DENVER -- Michael Bisping doesn’t hate Jason Miller. If you’ve watched Bisping in his other stints on the “Ultimate Fighter” -- both as a contestant in Season 3 and as a coach in Season 9 -- you realize this is the story within the story in a series running low on plot resources. How can it be that Bisping and Miller remain civil? Traditionally, Bisping gets his dander up good and proper, whether it’s because Tito Ortiz is nurturing Matt Hamill instead of him or that Dan Henderson doesn’t go in for constant barbs (nor get bothered by them).

This time through? Eh. In Mayhem, he has the usual peeves that come along with being in close proximity with somebody for six weeks, but it’s a kind of brotherly annoyance. That’s just Miller. There’s no true malice.

Bisping admitted as much last night to a small group of media at the Paramount Theater in Denver, saying “Mayhem’s alright in small doses, but when you got to spend six weeks with the guy…” This would almost hold true of anybody. Yet, it’s a feat for Miller -- who has an atypical brand of humor -- to remain on any kind of even keel with one of the more combustible tempers in the UFC.

And honestly, in talking about the events that belong to their muzzled past and yet to everyone else’s future, both Miller and Bisping appeared more likeable. There were a few allusions to some pranks to watch out for ... but even they were quick to dismiss these as the worst of the pending clichés. They would know, after all.

Both fighters seemingly understood early that the fights/fighters themselves -- bantams and featherweights -- were all we needed to appreciate the bigger meaning of the show. If you caught the fights on the season premier last night -- 16 fights, 13 finishes, around 25 busted grills -- it’s easy to understand this kind of yielding. This time, though, it’s all about the contestants with a couple of awkwardly entertaining co-stars (Bisping and Miller), which gets it closer to the show’s original design. Given that the lighter-weight classes are the most underexposed in the game, this takes on a little more significance.

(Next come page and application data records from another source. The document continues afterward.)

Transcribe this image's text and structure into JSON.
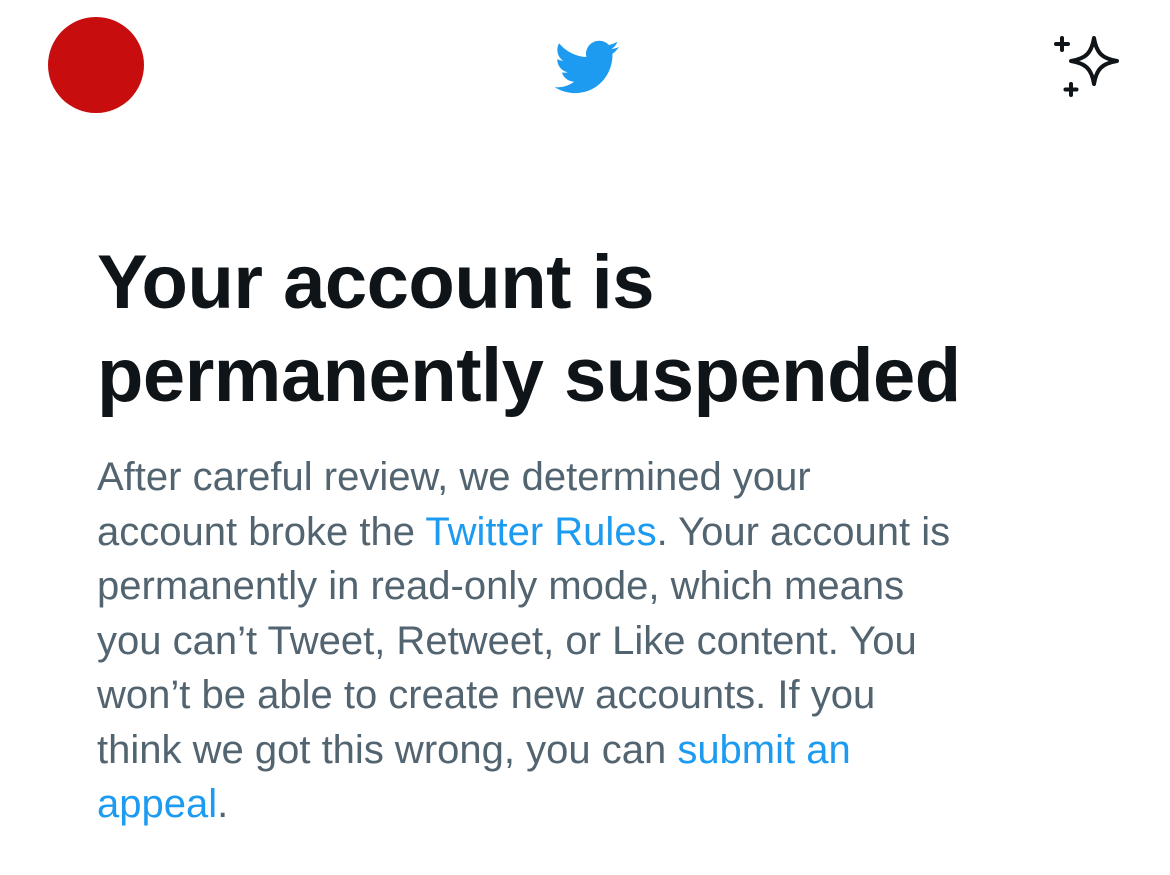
{
  "header": {
    "avatar_color": "#c70d0d",
    "logo_icon": "twitter-bird-icon",
    "logo_color": "#1d9bf0",
    "sparkle_icon": "sparkle-icon"
  },
  "title_line1": "Your account is",
  "title_line2": "permanently suspended",
  "body": {
    "line1": "After careful review, we determined your",
    "line2_before": "account broke the ",
    "rules_link": "Twitter Rules",
    "line2_after": ". Your account is",
    "line3": "permanently in read-only mode, which means",
    "line4": "you can’t Tweet, Retweet, or Like content. You",
    "line5": "won’t be able to create new accounts. If you",
    "line6_before": "think we got this wrong, you can ",
    "appeal_link_part1": "submit an",
    "appeal_link_part2": "appeal",
    "end_period": "."
  }
}
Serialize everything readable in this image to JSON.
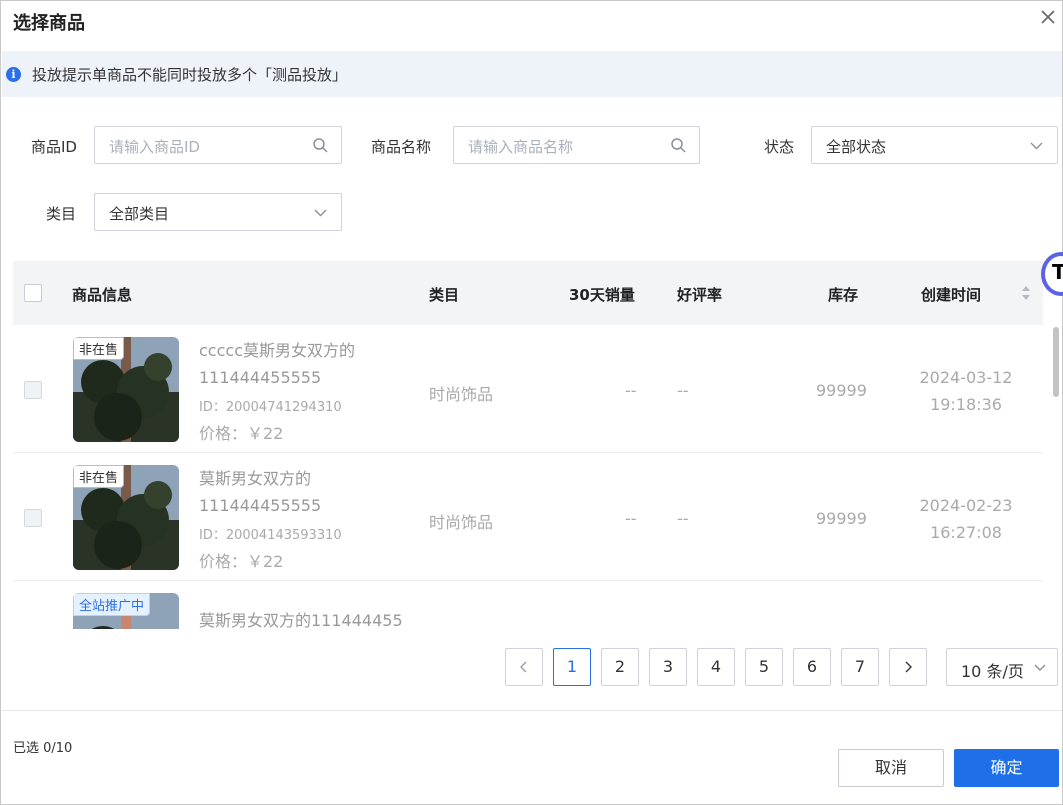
{
  "dialog": {
    "title": "选择商品"
  },
  "notice": {
    "text": "投放提示单商品不能同时投放多个「测品投放」"
  },
  "filters": {
    "product_id": {
      "label": "商品ID",
      "placeholder": "请输入商品ID"
    },
    "product_name": {
      "label": "商品名称",
      "placeholder": "请输入商品名称"
    },
    "status": {
      "label": "状态",
      "value": "全部状态"
    },
    "category": {
      "label": "类目",
      "value": "全部类目"
    }
  },
  "table": {
    "headers": [
      "商品信息",
      "类目",
      "30天销量",
      "好评率",
      "库存",
      "创建时间"
    ],
    "rows": [
      {
        "tag": "非在售",
        "name_line1": "ccccc莫斯男女双方的",
        "name_line2": "111444455555",
        "id": "ID：20004741294310",
        "price": "价格：￥22",
        "category": "时尚饰品",
        "sales": "--",
        "rating": "--",
        "stock": "99999",
        "date": "2024-03-12",
        "time": "19:18:36"
      },
      {
        "tag": "非在售",
        "name_line1": "莫斯男女双方的",
        "name_line2": "111444455555",
        "id": "ID：20004143593310",
        "price": "价格：￥22",
        "category": "时尚饰品",
        "sales": "--",
        "rating": "--",
        "stock": "99999",
        "date": "2024-02-23",
        "time": "16:27:08"
      },
      {
        "tag": "全站推广中",
        "name_line1": "莫斯男女双方的111444455",
        "name_line2": "",
        "id": "",
        "price": "",
        "category": "",
        "sales": "",
        "rating": "",
        "stock": "",
        "date": "",
        "time": ""
      }
    ]
  },
  "pagination": {
    "pages": [
      "1",
      "2",
      "3",
      "4",
      "5",
      "6",
      "7"
    ],
    "current": "1",
    "page_size": "10 条/页"
  },
  "footer": {
    "selected": "已选 0/10",
    "cancel": "取消",
    "confirm": "确定"
  },
  "colors": {
    "primary": "#1f6fe8",
    "notice_bg": "#eef2f9",
    "header_bg": "#f3f4f6"
  },
  "icons": [
    "info-icon",
    "close-icon",
    "search-icon",
    "chevron-down-icon",
    "sort-icon",
    "chevron-left-icon",
    "chevron-right-icon"
  ]
}
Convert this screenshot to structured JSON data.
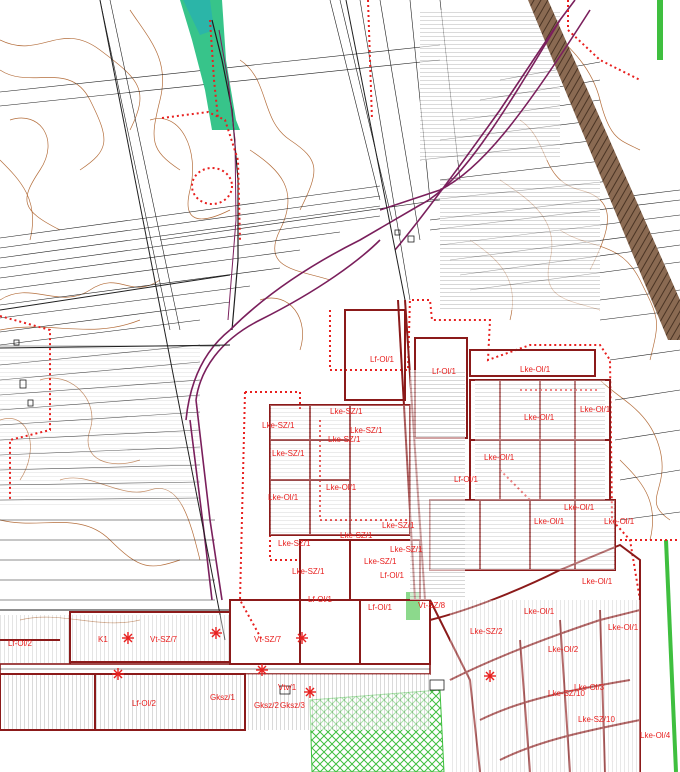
{
  "map": {
    "zone_labels": [
      "Lf-Ol/1",
      "Lf-Ol/1",
      "Lf-Ol/1",
      "Lf-Ol/1",
      "Lf-Ol/1",
      "Lf-Ol/1",
      "Lke-SZ/1",
      "Lke-SZ/1",
      "Lke-SZ/1",
      "Lke-SZ/1",
      "Lke-SZ/1",
      "Lke-SZ/1",
      "Lke-SZ/1",
      "Lke-SZ/1",
      "Lke-SZ/1",
      "Lke-SZ/1",
      "Lke-SZ/1",
      "Lke-Ol/1",
      "Lke-Ol/1",
      "Lke-Ol/1",
      "Lke-Ol/1",
      "Lke-Ol/1",
      "Lke-Ol/1",
      "Lke-Ol/1",
      "Lke-Ol/1",
      "Lke-Ol/1",
      "Lke-Ol/1",
      "Lke-Ol/1",
      "Lke-Ol/1",
      "Lke-Ol/2",
      "Lf-Ol/2",
      "Lf-Ol/2",
      "K1",
      "Vt-SZ/7",
      "Vt-SZ/7",
      "Vt-SZ/8",
      "Gksz/1",
      "Gksz/2",
      "Gksz/3",
      "Vtv/1",
      "Lke-SZ/10",
      "Lke-SZ/10",
      "Lke-SZ/2",
      "Lke-Ol/3",
      "Lke-Ol/4"
    ],
    "colors": {
      "zone_red": "#e8201f",
      "parcel_line": "#1f1f1f",
      "contour": "#b46e3c",
      "road_purple": "#7a1f5c",
      "planned_block": "#8b1a1a",
      "water_green": "#2aa86a",
      "water_teal": "#2bb5a8",
      "forest_green": "#3fbf3f",
      "rail_brown": "#7a5a43"
    }
  }
}
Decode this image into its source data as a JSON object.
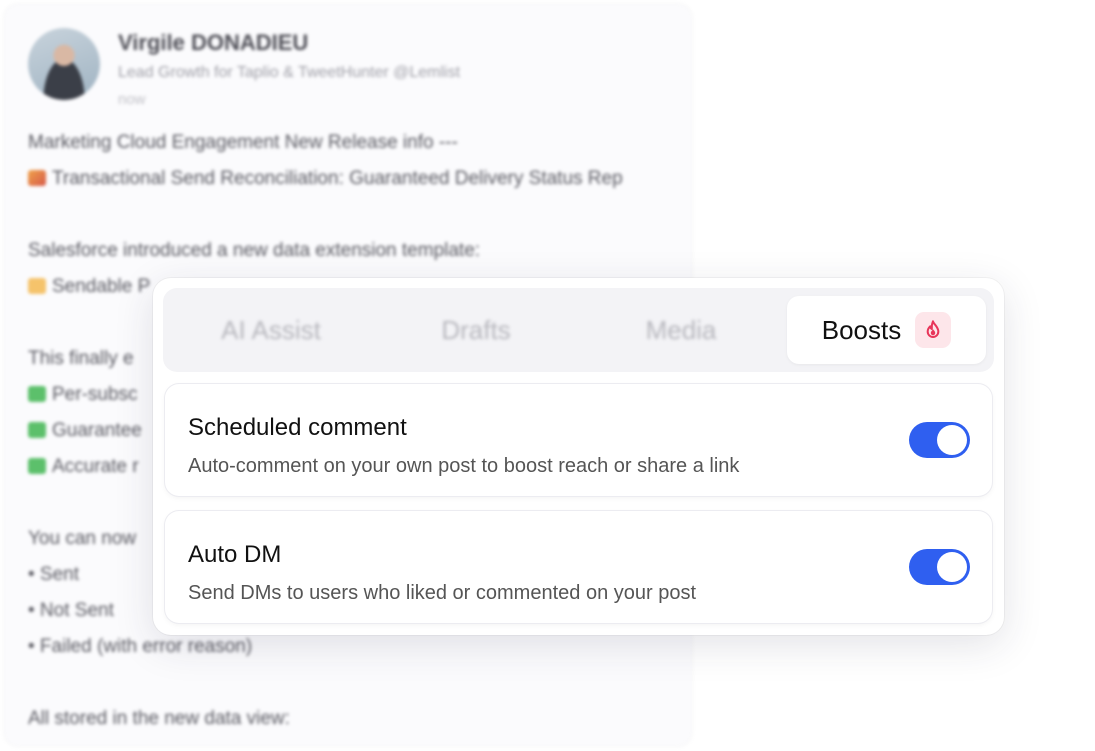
{
  "post": {
    "author_name": "Virgile DONADIEU",
    "author_bio": "Lead Growth for Taplio & TweetHunter @Lemlist",
    "time": "now",
    "lines": {
      "l1": "Marketing Cloud Engagement New Release info ---",
      "l2": "Transactional Send Reconciliation: Guaranteed Delivery Status Rep",
      "l3": "Salesforce introduced a new data extension template:",
      "l4": "Sendable P",
      "l5": "This finally e",
      "l6": "Per-subsc",
      "l7": "Guarantee",
      "l8": "Accurate r",
      "l9": "You can now",
      "l10": "• Sent",
      "l11": "• Not Sent",
      "l12": "• Failed (with error reason)",
      "l13": "All stored in the new data view:"
    }
  },
  "tabs": {
    "ai_assist": "AI Assist",
    "drafts": "Drafts",
    "media": "Media",
    "boosts": "Boosts"
  },
  "options": {
    "scheduled": {
      "title": "Scheduled comment",
      "desc": "Auto-comment on your own post to boost reach or share a link",
      "enabled": true
    },
    "auto_dm": {
      "title": "Auto DM",
      "desc": "Send DMs to users who liked or commented on your post",
      "enabled": true
    }
  },
  "colors": {
    "toggle_on": "#2f5ff0",
    "flame": "#e8365a",
    "flame_bg": "#fde6ea"
  },
  "icons": {
    "boost": "flame-icon",
    "avatar": "profile-photo"
  }
}
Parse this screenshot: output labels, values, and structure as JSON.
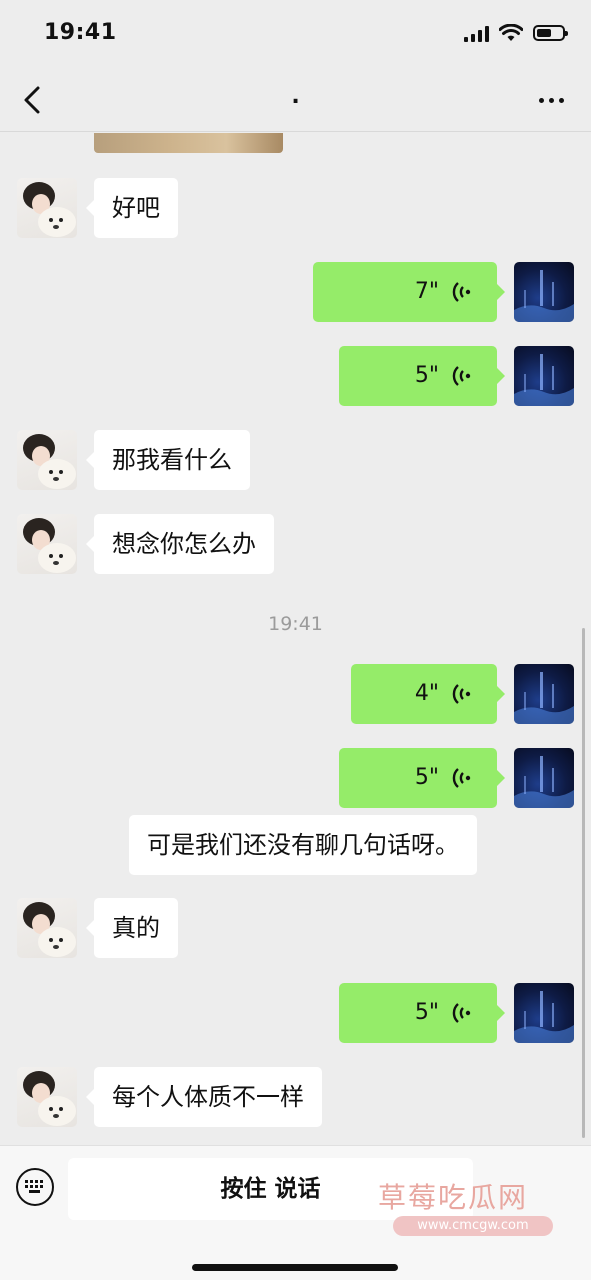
{
  "status_bar": {
    "time": "19:41"
  },
  "nav": {
    "title": "."
  },
  "messages": [
    {
      "side": "left",
      "text": "好吧"
    },
    {
      "side": "right",
      "duration": "7\""
    },
    {
      "side": "right",
      "duration": "5\""
    },
    {
      "side": "left",
      "text": "那我看什么"
    },
    {
      "side": "left",
      "text": "想念你怎么办"
    },
    {
      "timestamp": "19:41"
    },
    {
      "side": "right",
      "duration": "4\""
    },
    {
      "side": "right",
      "duration": "5\"",
      "transcript": "可是我们还没有聊几句话呀。"
    },
    {
      "side": "left",
      "text": "真的"
    },
    {
      "side": "right",
      "duration": "5\""
    },
    {
      "side": "left",
      "text": "每个人体质不一样"
    }
  ],
  "input_bar": {
    "hold_to_talk": "按住 说话"
  },
  "watermark": {
    "text": "草莓吃瓜网",
    "url": "www.cmcgw.com"
  }
}
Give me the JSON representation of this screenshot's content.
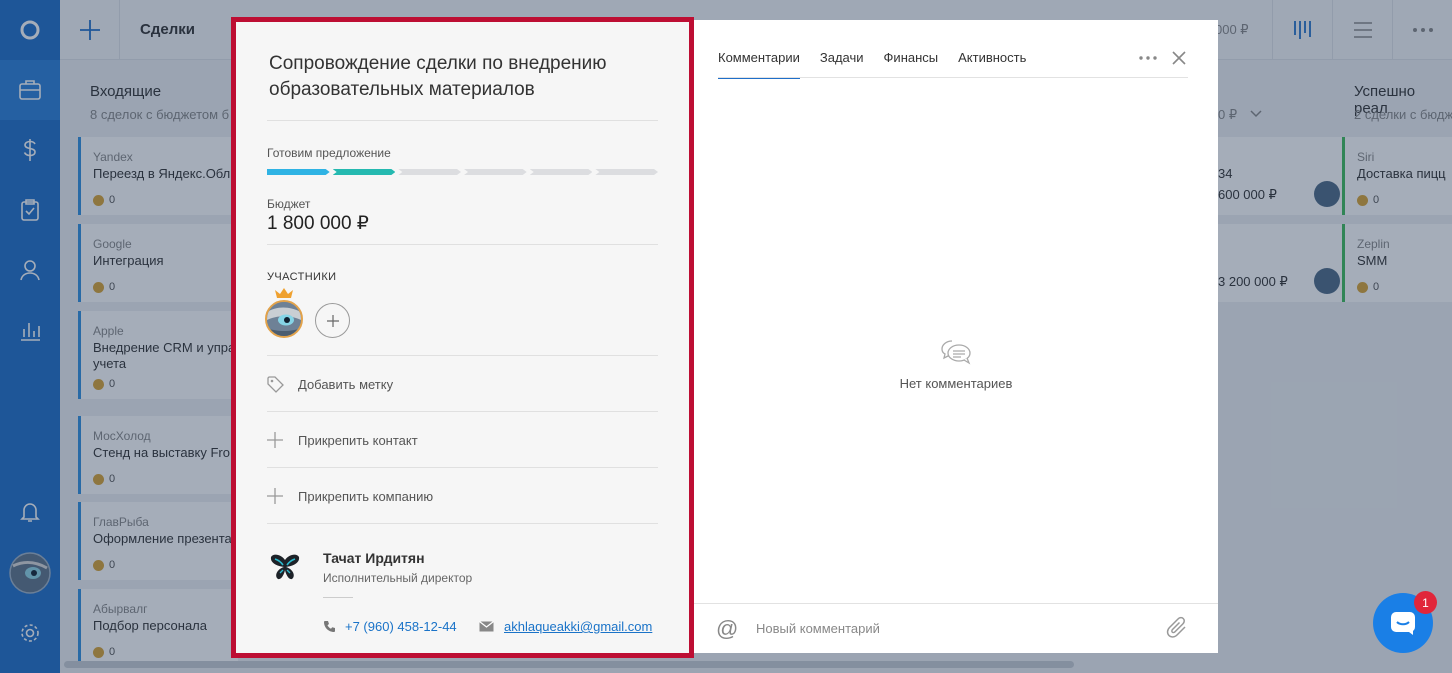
{
  "background": {
    "topbar": {
      "title": "Сделки",
      "sum_partial": "000 ₽"
    },
    "columns": [
      {
        "title": "Входящие",
        "subtitle": "8 сделок с бюджетом б"
      },
      {
        "title": "Успешно реал",
        "subtitle": "2 сделки с бюдж"
      }
    ],
    "middle_column_sub": "0 ₽",
    "cards": [
      {
        "company": "Yandex",
        "name": "Переезд в Яндекс.Обл",
        "count": "0"
      },
      {
        "company": "Google",
        "name": "Интеграция",
        "count": "0"
      },
      {
        "company": "Apple",
        "name": "Внедрение CRM и упра учета",
        "count": "0"
      },
      {
        "company": "МосХолод",
        "name": "Стенд на выставку Fro",
        "count": "0"
      },
      {
        "company": "ГлавРыба",
        "name": "Оформление презента",
        "count": "0"
      },
      {
        "company": "Абырвалг",
        "name": "Подбор персонала",
        "count": "0"
      }
    ],
    "right_cards": [
      {
        "title_partial": "34",
        "amount": "600 000 ₽"
      },
      {
        "title_partial": "",
        "amount": "3 200 000 ₽"
      }
    ],
    "won_cards": [
      {
        "company": "Siri",
        "name": "Доставка пицц",
        "count": "0"
      },
      {
        "company": "Zeplin",
        "name": "SMM",
        "count": "0"
      }
    ]
  },
  "deal": {
    "title": "Сопровождение сделки по внедрению образовательных материалов",
    "stage": {
      "label": "Готовим предложение",
      "total": 6,
      "completed": 2,
      "colors": [
        "#2fb3e4",
        "#25b9b0"
      ]
    },
    "budget_label": "Бюджет",
    "budget_value": "1 800 000 ₽",
    "participants_label": "УЧАСТНИКИ",
    "add_tag": "Добавить метку",
    "attach_contact": "Прикрепить контакт",
    "attach_company": "Прикрепить компанию",
    "contact": {
      "name": "Тачат Ирдитян",
      "role": "Исполнительный директор",
      "phone": "+7 (960) 458-12-44",
      "email": "akhlaqueakki@gmail.com"
    }
  },
  "panel": {
    "tabs": [
      "Комментарии",
      "Задачи",
      "Финансы",
      "Активность"
    ],
    "active_tab": "Комментарии",
    "empty_text": "Нет комментариев",
    "comment_placeholder": "Новый комментарий"
  },
  "chat": {
    "badge": "1"
  },
  "colors": {
    "sidebar": "#1f6fc9",
    "highlight_border": "#bd0e33",
    "accent": "#1f6fc9",
    "link": "#1a73c8"
  }
}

Would it have been better if Chael Sonnen were cast opposite Michael Bisping, as the UFC originally wanted? Of course. The possibility of gaskets being blown is good rare fun. But for those who prefer action over words, there are 16 better reasons to tune in.